Sort through the entries below and pull out lines containing the word "optional".
──────── Data extract ────────
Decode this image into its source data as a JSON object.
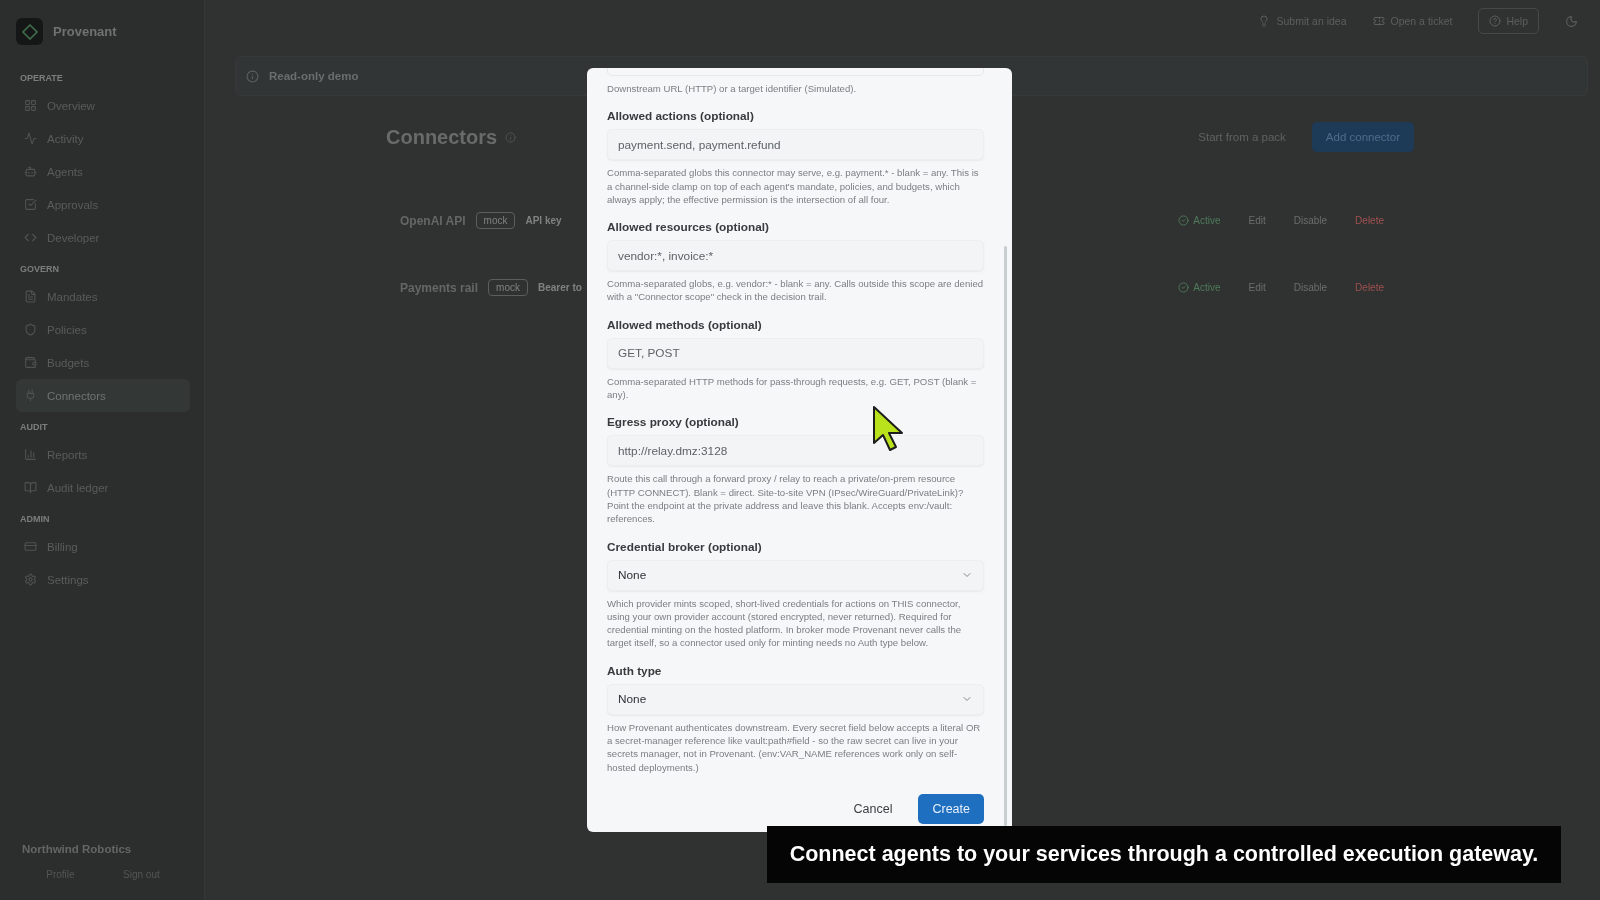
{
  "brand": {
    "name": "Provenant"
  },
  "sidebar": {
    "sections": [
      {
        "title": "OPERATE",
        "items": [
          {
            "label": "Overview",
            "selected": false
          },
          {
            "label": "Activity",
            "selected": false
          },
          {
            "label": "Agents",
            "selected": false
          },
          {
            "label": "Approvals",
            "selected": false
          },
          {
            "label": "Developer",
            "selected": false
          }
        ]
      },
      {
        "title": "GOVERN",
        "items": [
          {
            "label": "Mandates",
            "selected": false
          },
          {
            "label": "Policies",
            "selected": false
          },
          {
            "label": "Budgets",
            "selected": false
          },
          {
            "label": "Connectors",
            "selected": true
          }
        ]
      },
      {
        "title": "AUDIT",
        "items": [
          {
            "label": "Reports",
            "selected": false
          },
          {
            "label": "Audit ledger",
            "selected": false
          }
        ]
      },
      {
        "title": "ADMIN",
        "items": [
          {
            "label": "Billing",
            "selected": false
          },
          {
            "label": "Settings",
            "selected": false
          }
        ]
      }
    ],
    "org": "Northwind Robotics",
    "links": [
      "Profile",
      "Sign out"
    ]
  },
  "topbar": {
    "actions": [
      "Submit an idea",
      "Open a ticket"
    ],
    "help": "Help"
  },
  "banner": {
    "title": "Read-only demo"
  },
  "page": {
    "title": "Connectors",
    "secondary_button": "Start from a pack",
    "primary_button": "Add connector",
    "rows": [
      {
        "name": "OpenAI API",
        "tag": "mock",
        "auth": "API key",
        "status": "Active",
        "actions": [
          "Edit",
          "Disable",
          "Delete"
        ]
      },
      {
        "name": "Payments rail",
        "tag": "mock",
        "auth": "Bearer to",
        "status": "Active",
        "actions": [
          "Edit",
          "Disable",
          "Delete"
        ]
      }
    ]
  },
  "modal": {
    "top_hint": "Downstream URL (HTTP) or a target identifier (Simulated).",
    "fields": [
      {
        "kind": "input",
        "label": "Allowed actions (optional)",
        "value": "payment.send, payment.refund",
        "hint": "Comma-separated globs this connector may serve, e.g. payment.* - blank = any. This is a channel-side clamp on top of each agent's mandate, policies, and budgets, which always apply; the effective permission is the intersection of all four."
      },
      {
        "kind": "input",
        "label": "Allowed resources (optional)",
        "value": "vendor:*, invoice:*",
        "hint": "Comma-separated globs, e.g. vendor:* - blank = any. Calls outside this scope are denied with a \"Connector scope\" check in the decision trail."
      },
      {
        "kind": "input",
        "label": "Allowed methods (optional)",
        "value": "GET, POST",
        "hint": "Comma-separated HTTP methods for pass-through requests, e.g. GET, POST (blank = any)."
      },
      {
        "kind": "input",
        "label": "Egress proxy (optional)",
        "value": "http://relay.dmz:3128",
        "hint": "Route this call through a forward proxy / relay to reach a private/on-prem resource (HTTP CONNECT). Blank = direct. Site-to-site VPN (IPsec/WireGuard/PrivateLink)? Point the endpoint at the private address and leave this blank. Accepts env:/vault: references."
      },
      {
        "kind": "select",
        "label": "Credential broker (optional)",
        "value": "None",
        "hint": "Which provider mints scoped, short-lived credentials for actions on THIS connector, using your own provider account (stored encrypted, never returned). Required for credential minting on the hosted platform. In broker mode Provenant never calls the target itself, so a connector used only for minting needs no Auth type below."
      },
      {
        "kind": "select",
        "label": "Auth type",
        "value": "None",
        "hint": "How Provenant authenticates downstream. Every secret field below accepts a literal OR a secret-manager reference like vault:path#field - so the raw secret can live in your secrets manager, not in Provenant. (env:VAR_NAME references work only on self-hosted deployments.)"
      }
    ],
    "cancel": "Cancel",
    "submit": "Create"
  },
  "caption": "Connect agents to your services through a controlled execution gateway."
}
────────
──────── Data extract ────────
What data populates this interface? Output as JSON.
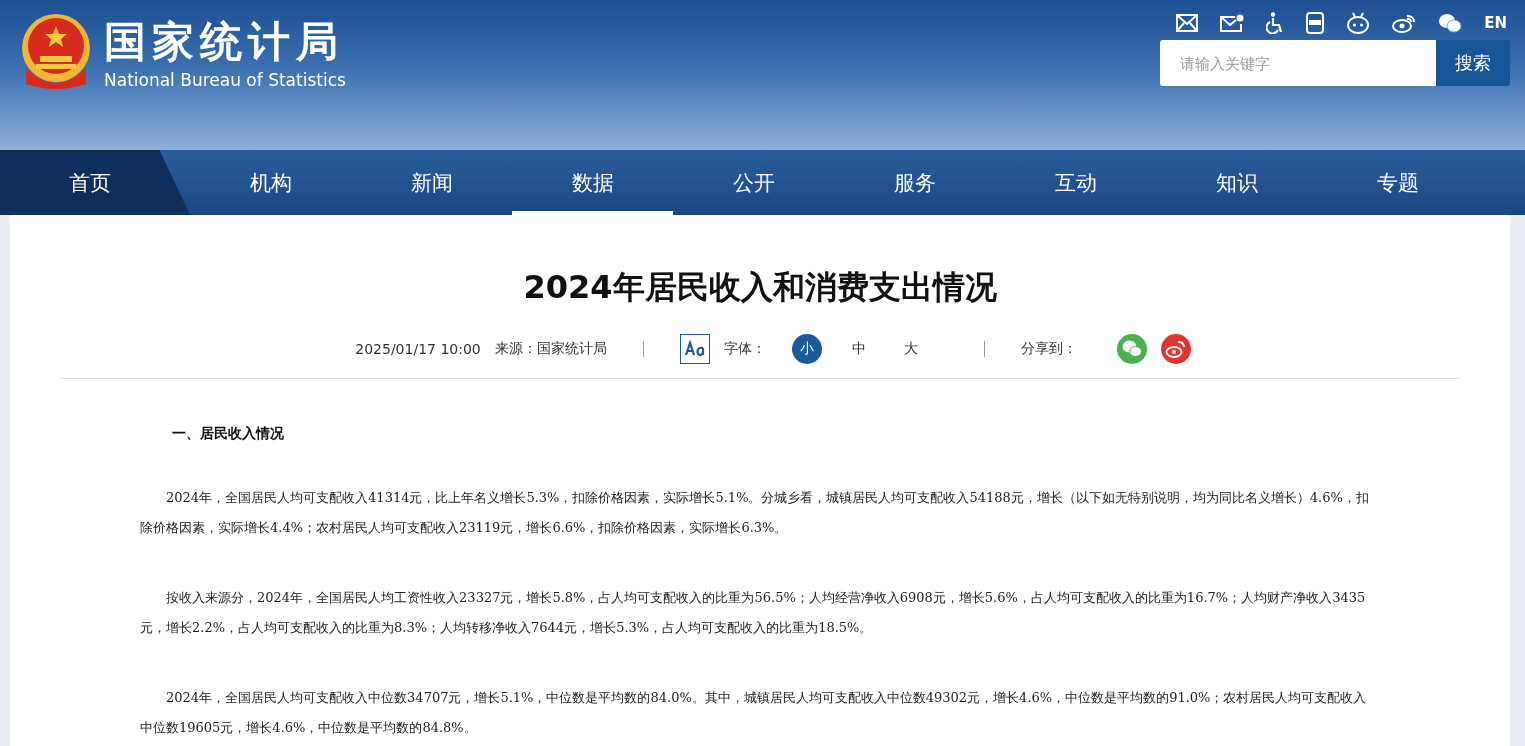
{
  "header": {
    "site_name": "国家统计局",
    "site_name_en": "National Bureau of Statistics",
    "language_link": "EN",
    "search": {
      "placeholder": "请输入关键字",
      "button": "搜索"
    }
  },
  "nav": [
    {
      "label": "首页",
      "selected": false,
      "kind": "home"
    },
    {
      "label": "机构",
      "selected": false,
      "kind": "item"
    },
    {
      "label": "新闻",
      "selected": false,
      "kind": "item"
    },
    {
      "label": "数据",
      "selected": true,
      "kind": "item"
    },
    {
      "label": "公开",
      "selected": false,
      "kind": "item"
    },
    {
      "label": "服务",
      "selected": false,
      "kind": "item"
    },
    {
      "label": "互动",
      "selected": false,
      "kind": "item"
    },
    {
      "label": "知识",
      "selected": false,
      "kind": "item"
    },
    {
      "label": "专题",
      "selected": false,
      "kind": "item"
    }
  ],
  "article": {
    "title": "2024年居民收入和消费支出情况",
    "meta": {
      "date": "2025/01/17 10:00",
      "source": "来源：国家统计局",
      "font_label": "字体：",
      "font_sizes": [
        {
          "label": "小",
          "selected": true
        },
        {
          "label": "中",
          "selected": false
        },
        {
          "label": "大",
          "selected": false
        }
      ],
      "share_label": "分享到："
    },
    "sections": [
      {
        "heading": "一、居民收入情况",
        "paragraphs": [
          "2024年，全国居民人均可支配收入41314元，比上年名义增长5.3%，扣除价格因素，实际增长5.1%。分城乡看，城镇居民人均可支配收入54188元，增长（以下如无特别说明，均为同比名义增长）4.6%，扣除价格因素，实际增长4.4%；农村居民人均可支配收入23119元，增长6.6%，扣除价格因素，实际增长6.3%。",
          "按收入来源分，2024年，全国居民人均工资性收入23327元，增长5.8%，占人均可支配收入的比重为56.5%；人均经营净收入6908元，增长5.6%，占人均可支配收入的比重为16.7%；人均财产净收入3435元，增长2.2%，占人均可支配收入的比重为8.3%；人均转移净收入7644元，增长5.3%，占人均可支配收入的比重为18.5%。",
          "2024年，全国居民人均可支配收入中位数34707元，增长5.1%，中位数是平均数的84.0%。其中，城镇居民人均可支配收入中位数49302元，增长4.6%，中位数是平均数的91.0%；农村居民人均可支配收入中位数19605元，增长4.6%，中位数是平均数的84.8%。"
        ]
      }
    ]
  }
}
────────
• **Result for this task**:
        "label": "Allowed actions (optional)",
        "label": "Allowed resources (optional)",
        "label": "Allowed methods (optional)",
        "label": "Egress proxy (optional)",
        "label": "Credential broker (optional)",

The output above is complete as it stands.